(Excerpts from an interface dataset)

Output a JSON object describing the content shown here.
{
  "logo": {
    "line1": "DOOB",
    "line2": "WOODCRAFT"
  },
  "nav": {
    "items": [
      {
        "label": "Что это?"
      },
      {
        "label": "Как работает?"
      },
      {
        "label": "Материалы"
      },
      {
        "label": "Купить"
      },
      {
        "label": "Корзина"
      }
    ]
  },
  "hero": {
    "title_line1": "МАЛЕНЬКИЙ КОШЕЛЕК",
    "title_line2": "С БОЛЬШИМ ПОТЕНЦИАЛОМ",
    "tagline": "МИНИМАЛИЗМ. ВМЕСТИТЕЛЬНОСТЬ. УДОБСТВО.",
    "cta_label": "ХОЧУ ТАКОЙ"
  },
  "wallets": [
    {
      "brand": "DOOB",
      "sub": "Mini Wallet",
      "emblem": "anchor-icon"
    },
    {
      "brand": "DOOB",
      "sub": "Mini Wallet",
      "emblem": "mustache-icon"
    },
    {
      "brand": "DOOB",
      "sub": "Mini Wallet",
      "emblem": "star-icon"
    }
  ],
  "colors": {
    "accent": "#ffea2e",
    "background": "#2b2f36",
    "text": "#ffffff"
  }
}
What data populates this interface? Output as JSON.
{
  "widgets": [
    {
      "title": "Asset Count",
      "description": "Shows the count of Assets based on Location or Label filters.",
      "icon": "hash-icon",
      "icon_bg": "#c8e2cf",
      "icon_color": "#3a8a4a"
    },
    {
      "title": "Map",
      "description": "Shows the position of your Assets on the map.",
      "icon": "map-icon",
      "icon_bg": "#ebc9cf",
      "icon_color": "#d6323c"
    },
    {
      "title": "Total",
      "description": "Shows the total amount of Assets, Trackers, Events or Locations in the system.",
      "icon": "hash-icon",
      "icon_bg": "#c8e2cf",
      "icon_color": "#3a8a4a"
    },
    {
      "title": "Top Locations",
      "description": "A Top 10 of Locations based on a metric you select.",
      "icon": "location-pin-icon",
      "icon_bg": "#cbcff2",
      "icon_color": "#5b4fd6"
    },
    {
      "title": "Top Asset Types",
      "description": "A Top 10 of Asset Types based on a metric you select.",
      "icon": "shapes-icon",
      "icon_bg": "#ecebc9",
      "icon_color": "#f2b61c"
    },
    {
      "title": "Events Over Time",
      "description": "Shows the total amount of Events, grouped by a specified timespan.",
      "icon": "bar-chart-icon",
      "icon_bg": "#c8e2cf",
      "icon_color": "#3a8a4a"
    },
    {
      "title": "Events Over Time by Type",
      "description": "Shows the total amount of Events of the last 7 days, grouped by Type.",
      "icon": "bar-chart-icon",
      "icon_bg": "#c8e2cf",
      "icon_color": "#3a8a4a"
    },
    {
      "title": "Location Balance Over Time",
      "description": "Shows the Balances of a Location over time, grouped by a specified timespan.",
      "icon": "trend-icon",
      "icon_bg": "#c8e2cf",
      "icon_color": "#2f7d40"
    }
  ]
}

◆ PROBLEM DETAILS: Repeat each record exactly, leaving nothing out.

◆ RESPONSE TO THE TASK:
Output a JSON object describing the content shown here.
{
  "logo": {
    "line1": "DOOB",
    "line2": "WOODCRAFT"
  },
  "nav": {
    "items": [
      {
        "label": "Что это?"
      },
      {
        "label": "Как работает?"
      },
      {
        "label": "Материалы"
      },
      {
        "label": "Купить"
      },
      {
        "label": "Корзина"
      }
    ]
  },
  "hero": {
    "title_line1": "МАЛЕНЬКИЙ КОШЕЛЕК",
    "title_line2": "С БОЛЬШИМ ПОТЕНЦИАЛОМ",
    "tagline": "МИНИМАЛИЗМ. ВМЕСТИТЕЛЬНОСТЬ. УДОБСТВО.",
    "cta_label": "ХОЧУ ТАКОЙ"
  },
  "wallets": [
    {
      "brand": "DOOB",
      "sub": "Mini Wallet",
      "emblem": "anchor-icon"
    },
    {
      "brand": "DOOB",
      "sub": "Mini Wallet",
      "emblem": "mustache-icon"
    },
    {
      "brand": "DOOB",
      "sub": "Mini Wallet",
      "emblem": "star-icon"
    }
  ],
  "colors": {
    "accent": "#ffea2e",
    "background": "#2b2f36",
    "text": "#ffffff"
  }
}
What data populates this interface? Output as JSON.
{
  "widgets": [
    {
      "title": "Asset Count",
      "description": "Shows the count of Assets based on Location or Label filters.",
      "icon": "hash-icon",
      "icon_bg": "#c8e2cf",
      "icon_color": "#3a8a4a"
    },
    {
      "title": "Map",
      "description": "Shows the position of your Assets on the map.",
      "icon": "map-icon",
      "icon_bg": "#ebc9cf",
      "icon_color": "#d6323c"
    },
    {
      "title": "Total",
      "description": "Shows the total amount of Assets, Trackers, Events or Locations in the system.",
      "icon": "hash-icon",
      "icon_bg": "#c8e2cf",
      "icon_color": "#3a8a4a"
    },
    {
      "title": "Top Locations",
      "description": "A Top 10 of Locations based on a metric you select.",
      "icon": "location-pin-icon",
      "icon_bg": "#cbcff2",
      "icon_color": "#5b4fd6"
    },
    {
      "title": "Top Asset Types",
      "description": "A Top 10 of Asset Types based on a metric you select.",
      "icon": "shapes-icon",
      "icon_bg": "#ecebc9",
      "icon_color": "#f2b61c"
    },
    {
      "title": "Events Over Time",
      "description": "Shows the total amount of Events, grouped by a specified timespan.",
      "icon": "bar-chart-icon",
      "icon_bg": "#c8e2cf",
      "icon_color": "#3a8a4a"
    },
    {
      "title": "Events Over Time by Type",
      "description": "Shows the total amount of Events of the last 7 days, grouped by Type.",
      "icon": "bar-chart-icon",
      "icon_bg": "#c8e2cf",
      "icon_color": "#3a8a4a"
    },
    {
      "title": "Location Balance Over Time",
      "description": "Shows the Balances of a Location over time, grouped by a specified timespan.",
      "icon": "trend-icon",
      "icon_bg": "#c8e2cf",
      "icon_color": "#2f7d40"
    }
  ]
}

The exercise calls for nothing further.